▶ [What is being asked]: Copy out each record that follows exactly, and omit any picture you find.

----------

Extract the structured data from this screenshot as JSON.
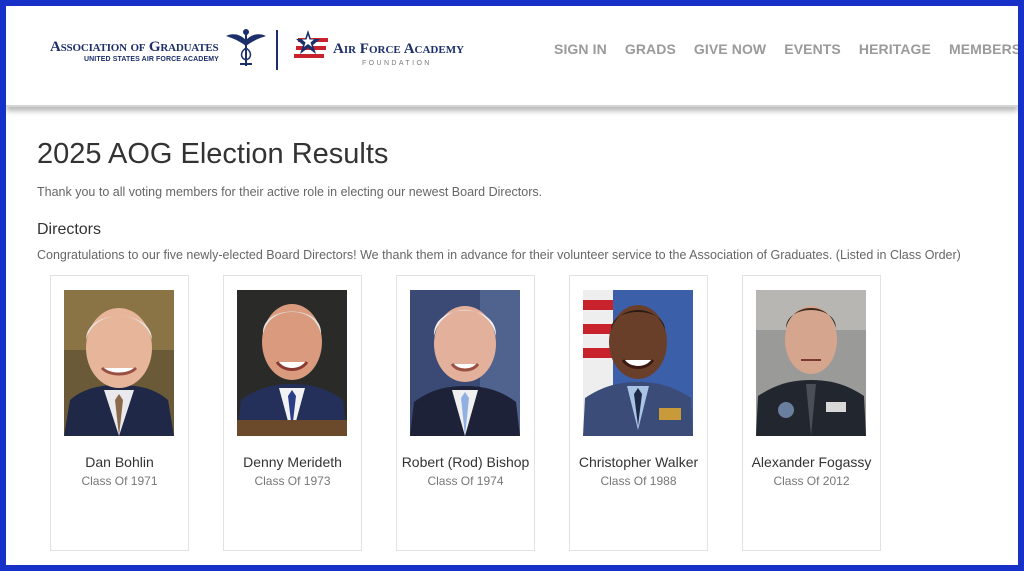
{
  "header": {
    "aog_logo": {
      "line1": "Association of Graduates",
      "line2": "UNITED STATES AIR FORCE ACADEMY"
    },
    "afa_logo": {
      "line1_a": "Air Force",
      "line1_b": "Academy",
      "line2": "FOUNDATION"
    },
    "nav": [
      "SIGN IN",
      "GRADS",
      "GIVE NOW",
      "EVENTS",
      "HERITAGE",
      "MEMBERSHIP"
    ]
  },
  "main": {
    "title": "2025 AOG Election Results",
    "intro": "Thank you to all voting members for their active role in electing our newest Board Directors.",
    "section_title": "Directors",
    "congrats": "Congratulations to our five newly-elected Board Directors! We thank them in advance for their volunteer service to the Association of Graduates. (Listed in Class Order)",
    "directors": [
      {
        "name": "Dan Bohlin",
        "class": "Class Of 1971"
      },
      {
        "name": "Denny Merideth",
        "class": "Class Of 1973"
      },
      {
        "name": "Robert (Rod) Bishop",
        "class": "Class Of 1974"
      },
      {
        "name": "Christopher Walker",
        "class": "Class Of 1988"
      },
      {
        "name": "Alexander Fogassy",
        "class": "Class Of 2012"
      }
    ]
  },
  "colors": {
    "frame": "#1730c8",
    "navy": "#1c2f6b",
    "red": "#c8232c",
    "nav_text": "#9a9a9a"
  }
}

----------

▶ [Response below]:
Extract the structured data from this screenshot as JSON.
{
  "header": {
    "aog_logo": {
      "line1": "Association of Graduates",
      "line2": "UNITED STATES AIR FORCE ACADEMY"
    },
    "afa_logo": {
      "line1_a": "Air Force",
      "line1_b": "Academy",
      "line2": "FOUNDATION"
    },
    "nav": [
      "SIGN IN",
      "GRADS",
      "GIVE NOW",
      "EVENTS",
      "HERITAGE",
      "MEMBERSHIP"
    ]
  },
  "main": {
    "title": "2025 AOG Election Results",
    "intro": "Thank you to all voting members for their active role in electing our newest Board Directors.",
    "section_title": "Directors",
    "congrats": "Congratulations to our five newly-elected Board Directors! We thank them in advance for their volunteer service to the Association of Graduates. (Listed in Class Order)",
    "directors": [
      {
        "name": "Dan Bohlin",
        "class": "Class Of 1971"
      },
      {
        "name": "Denny Merideth",
        "class": "Class Of 1973"
      },
      {
        "name": "Robert (Rod) Bishop",
        "class": "Class Of 1974"
      },
      {
        "name": "Christopher Walker",
        "class": "Class Of 1988"
      },
      {
        "name": "Alexander Fogassy",
        "class": "Class Of 2012"
      }
    ]
  },
  "colors": {
    "frame": "#1730c8",
    "navy": "#1c2f6b",
    "red": "#c8232c",
    "nav_text": "#9a9a9a"
  }
}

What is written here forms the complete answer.